This is a really serious initiative to develop societally and policy relevant mathematical modelling capability in the marine field. Strathclyde are looking for exciting new staff at all levels from Lecturer to Professor.
Welcome to the European Society for Ecological Economics (ESEE)!
ESEE is the European branch of the International Society of Ecological Economics (ISEE).
ESEE is a non-profit, member-governed, organisation dedicated to advancing understanding of the relationships among ecological, social and economic systems for the mutual well-being of nature and people.
ESEE publishes a newsletter and books (in association with various publishers); holds regional and international meetings; develops educational materials; and facilitates a voice for ecological economists in public forums.
ESEE provides a forum so that we might all better understand these issues. Add your voice to the discussion by becoming a member.
Opening for 3 Post-doctoral research positions, each starting in November 2017, of which 2 positions will be held at the Centre for Development and Environment of the University of Bern (Switzerland) for a period of 36 months each and one position at the School of Agricultural Policy and Development of the University of Reading (UK) for a period of 42 months. These 3 research positions are part of the ERC Consolidator Grant funded project “Indigenous Communities, Land Use and Tropical Deforestation” (INCLUDE).

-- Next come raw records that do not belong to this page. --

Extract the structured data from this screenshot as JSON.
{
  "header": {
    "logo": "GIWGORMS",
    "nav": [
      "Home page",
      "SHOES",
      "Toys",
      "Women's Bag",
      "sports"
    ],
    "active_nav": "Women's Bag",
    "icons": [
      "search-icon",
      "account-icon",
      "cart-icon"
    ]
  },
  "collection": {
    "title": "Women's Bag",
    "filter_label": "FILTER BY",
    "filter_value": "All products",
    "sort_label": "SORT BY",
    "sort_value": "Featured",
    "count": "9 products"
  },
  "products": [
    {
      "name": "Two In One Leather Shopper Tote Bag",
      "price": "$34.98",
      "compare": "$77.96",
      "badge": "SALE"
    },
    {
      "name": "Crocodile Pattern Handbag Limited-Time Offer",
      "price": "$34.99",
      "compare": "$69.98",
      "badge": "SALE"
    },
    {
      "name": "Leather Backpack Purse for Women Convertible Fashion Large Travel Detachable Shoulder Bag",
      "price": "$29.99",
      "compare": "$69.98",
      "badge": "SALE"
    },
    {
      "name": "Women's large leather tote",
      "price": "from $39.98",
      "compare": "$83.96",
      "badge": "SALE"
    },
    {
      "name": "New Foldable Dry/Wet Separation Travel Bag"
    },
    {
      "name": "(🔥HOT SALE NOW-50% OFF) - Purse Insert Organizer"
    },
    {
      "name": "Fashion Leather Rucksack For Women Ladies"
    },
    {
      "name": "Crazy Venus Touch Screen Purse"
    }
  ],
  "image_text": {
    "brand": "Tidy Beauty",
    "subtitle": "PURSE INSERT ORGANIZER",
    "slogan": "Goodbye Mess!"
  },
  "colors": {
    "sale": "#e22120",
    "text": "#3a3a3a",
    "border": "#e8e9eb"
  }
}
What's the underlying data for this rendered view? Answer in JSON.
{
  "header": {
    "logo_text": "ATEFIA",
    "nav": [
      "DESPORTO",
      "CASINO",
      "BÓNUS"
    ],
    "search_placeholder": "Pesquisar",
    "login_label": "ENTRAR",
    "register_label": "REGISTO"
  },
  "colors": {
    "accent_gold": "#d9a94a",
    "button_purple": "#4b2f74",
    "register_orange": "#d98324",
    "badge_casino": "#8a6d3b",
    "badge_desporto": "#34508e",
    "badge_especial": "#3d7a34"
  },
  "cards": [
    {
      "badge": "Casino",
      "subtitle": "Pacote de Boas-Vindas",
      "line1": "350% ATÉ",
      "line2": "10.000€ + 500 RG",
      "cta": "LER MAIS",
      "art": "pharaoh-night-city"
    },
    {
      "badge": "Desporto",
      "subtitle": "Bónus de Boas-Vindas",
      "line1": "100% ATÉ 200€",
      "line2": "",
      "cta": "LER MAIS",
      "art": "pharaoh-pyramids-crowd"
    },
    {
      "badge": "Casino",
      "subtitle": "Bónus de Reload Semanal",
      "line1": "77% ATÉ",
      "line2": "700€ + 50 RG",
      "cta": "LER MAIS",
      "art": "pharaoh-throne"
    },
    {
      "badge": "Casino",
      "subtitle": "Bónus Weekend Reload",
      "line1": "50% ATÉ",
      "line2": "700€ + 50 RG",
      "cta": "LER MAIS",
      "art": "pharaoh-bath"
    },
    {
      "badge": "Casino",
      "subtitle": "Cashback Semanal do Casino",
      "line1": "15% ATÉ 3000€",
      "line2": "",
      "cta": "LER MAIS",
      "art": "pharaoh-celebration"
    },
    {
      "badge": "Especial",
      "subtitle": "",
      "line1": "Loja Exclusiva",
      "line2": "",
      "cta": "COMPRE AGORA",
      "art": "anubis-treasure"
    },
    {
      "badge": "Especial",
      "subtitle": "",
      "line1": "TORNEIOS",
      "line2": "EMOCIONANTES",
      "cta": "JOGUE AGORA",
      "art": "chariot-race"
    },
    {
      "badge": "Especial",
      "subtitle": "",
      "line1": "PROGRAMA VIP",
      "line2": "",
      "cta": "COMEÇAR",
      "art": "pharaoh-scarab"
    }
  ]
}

Both environmental justice (EJ) and degrowth groups question the idea of development based on economic growth, and at times even the notion of development itself (Kothari et al 2015). They oppose certain socio metabolic re-configurations and the uneven distribution of benefits and burdens associated with them (Martinez Alier 2002; D’Alisa et al 2015). In this special issue, we propose to explore these and other dimensions of the relationship between degrowth and environmental justice: be them political, like the rapprochement of climate justice, anti-coal mining and degrowth (or postwachstum) movements in Germany; or theoretical, where various cross-fertilisations between degrowth and EJ movements can be explored, such as the traversing and cross-mobilization of concepts across the two (e.g. degrowth concepts of autonomy, simplicity or care; or EJ concepts of ecological debt, ecological unequal exchange or popular epidemiology).